* Prompt *
Every line of the records below that holds the word "value" should be copied out.

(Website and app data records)
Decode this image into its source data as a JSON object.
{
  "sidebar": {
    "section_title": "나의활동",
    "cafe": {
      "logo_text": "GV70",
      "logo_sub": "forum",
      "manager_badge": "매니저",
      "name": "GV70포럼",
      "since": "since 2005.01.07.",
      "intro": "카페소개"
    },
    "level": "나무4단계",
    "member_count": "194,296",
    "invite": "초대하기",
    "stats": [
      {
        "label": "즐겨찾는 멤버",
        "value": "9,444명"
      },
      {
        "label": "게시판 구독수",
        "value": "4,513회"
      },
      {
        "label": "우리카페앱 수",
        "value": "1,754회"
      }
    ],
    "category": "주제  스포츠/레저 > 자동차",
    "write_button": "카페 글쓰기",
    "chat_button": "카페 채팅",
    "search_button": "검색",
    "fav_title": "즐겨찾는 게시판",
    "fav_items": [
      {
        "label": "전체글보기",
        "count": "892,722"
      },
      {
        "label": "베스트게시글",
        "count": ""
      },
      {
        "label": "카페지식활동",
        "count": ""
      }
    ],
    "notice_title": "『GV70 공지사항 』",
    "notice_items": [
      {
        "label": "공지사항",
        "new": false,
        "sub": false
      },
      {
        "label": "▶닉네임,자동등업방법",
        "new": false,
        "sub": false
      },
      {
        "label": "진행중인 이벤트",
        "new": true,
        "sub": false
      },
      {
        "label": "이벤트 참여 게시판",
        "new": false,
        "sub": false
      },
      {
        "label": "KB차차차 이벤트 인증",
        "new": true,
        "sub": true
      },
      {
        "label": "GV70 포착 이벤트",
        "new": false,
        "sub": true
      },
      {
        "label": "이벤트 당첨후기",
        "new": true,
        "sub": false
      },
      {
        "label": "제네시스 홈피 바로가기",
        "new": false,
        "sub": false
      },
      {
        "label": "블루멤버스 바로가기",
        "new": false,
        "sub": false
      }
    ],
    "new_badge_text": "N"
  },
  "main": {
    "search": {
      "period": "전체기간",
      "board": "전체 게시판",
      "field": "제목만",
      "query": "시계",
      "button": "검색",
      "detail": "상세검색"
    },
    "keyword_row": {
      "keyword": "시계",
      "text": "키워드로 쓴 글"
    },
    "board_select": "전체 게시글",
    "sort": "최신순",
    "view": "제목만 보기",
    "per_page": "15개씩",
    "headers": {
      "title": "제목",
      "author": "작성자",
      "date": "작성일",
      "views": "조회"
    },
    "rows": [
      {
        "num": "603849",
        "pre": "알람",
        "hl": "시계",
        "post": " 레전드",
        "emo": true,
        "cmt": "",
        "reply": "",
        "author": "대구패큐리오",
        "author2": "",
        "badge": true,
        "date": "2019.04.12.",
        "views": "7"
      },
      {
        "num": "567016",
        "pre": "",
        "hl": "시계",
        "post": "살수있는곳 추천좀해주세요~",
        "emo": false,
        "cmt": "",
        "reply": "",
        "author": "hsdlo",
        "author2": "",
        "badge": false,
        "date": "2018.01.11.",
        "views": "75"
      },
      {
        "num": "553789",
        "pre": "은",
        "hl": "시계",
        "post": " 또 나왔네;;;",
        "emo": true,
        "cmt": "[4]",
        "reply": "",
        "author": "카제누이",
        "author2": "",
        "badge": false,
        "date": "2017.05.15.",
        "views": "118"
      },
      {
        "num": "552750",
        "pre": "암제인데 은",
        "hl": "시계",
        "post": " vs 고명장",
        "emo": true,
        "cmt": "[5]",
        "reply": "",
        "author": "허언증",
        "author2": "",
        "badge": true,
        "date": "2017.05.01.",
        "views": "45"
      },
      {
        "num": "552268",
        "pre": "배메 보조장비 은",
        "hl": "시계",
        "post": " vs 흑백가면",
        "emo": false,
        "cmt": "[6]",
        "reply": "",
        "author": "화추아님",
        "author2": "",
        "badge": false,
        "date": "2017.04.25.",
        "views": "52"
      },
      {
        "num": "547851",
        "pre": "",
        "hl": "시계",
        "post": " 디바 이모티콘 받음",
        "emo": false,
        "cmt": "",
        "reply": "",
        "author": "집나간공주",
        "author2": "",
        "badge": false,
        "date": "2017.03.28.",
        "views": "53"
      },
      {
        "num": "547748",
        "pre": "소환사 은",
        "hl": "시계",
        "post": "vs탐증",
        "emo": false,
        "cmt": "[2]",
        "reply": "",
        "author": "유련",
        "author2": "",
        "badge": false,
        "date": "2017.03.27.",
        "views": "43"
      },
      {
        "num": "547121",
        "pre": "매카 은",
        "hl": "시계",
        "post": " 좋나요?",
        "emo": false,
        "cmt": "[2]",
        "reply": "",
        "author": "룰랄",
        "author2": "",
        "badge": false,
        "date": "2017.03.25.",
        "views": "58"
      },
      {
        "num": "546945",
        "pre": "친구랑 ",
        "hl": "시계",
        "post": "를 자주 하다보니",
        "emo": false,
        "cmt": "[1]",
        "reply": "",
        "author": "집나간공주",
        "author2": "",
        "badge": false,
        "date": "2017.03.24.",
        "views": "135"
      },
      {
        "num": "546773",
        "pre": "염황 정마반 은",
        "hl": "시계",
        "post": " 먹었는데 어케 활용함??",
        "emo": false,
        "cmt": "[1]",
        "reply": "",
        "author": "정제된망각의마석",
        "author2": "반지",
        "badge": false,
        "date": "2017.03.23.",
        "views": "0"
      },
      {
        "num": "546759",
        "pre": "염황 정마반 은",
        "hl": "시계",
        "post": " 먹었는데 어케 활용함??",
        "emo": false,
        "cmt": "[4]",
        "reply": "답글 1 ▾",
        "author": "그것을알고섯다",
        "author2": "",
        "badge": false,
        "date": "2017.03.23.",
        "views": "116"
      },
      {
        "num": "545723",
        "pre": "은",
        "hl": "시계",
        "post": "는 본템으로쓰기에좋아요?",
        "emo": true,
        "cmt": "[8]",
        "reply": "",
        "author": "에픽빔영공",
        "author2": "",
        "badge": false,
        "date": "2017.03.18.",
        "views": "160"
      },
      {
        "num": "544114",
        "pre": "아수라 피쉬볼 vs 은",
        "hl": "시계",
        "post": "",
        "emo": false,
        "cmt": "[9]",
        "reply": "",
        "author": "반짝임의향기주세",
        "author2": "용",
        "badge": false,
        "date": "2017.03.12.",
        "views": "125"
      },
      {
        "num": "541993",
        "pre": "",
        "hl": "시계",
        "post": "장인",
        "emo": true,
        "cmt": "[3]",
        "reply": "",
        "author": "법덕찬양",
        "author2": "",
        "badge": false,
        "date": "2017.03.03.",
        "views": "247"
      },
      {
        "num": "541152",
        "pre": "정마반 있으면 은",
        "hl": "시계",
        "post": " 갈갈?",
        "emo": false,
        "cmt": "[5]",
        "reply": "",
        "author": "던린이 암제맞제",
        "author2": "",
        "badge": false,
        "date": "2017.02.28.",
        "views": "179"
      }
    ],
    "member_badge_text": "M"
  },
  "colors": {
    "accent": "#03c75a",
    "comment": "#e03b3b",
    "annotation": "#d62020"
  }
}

* Expected answer *
        "value": "9,444명"
        "value": "4,513회"
        "value": "1,754회"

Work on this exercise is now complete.